= Task instructions =
Write out all of the records exactly once more and skip the images.

Entries from a dataset of interfaces:
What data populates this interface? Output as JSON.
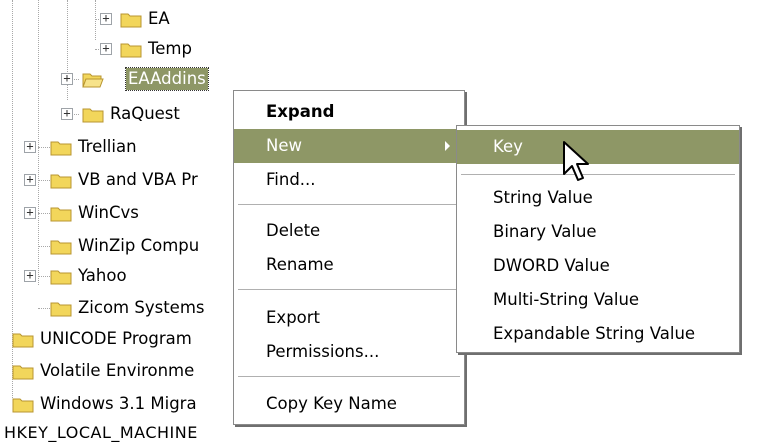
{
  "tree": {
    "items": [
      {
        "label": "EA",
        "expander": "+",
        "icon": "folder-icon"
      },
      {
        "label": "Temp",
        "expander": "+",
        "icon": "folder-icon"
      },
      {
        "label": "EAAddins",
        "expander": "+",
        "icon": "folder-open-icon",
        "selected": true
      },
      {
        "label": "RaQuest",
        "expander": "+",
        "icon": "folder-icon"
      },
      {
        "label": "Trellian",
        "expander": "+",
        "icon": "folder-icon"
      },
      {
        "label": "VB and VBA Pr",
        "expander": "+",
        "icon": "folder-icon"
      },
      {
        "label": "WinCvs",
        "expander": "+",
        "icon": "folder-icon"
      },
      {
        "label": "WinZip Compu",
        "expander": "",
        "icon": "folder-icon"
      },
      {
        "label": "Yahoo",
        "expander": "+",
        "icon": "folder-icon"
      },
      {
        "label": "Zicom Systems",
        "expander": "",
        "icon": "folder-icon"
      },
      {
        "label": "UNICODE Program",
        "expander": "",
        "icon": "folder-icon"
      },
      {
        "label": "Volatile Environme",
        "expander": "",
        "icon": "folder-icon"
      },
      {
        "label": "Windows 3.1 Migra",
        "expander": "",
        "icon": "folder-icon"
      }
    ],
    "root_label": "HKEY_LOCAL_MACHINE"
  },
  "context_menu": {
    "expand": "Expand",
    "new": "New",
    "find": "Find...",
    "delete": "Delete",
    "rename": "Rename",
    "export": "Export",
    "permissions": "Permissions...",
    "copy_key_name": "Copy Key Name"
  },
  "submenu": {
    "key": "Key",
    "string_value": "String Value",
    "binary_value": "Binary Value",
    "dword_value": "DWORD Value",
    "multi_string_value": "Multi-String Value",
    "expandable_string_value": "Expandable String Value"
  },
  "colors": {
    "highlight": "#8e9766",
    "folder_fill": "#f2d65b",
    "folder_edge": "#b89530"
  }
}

= Result for this task =
What data populates this interface? Output as JSON.
{
  "tree": {
    "items": [
      {
        "label": "EA",
        "expander": "+",
        "icon": "folder-icon"
      },
      {
        "label": "Temp",
        "expander": "+",
        "icon": "folder-icon"
      },
      {
        "label": "EAAddins",
        "expander": "+",
        "icon": "folder-open-icon",
        "selected": true
      },
      {
        "label": "RaQuest",
        "expander": "+",
        "icon": "folder-icon"
      },
      {
        "label": "Trellian",
        "expander": "+",
        "icon": "folder-icon"
      },
      {
        "label": "VB and VBA Pr",
        "expander": "+",
        "icon": "folder-icon"
      },
      {
        "label": "WinCvs",
        "expander": "+",
        "icon": "folder-icon"
      },
      {
        "label": "WinZip Compu",
        "expander": "",
        "icon": "folder-icon"
      },
      {
        "label": "Yahoo",
        "expander": "+",
        "icon": "folder-icon"
      },
      {
        "label": "Zicom Systems",
        "expander": "",
        "icon": "folder-icon"
      },
      {
        "label": "UNICODE Program",
        "expander": "",
        "icon": "folder-icon"
      },
      {
        "label": "Volatile Environme",
        "expander": "",
        "icon": "folder-icon"
      },
      {
        "label": "Windows 3.1 Migra",
        "expander": "",
        "icon": "folder-icon"
      }
    ],
    "root_label": "HKEY_LOCAL_MACHINE"
  },
  "context_menu": {
    "expand": "Expand",
    "new": "New",
    "find": "Find...",
    "delete": "Delete",
    "rename": "Rename",
    "export": "Export",
    "permissions": "Permissions...",
    "copy_key_name": "Copy Key Name"
  },
  "submenu": {
    "key": "Key",
    "string_value": "String Value",
    "binary_value": "Binary Value",
    "dword_value": "DWORD Value",
    "multi_string_value": "Multi-String Value",
    "expandable_string_value": "Expandable String Value"
  },
  "colors": {
    "highlight": "#8e9766",
    "folder_fill": "#f2d65b",
    "folder_edge": "#b89530"
  }
}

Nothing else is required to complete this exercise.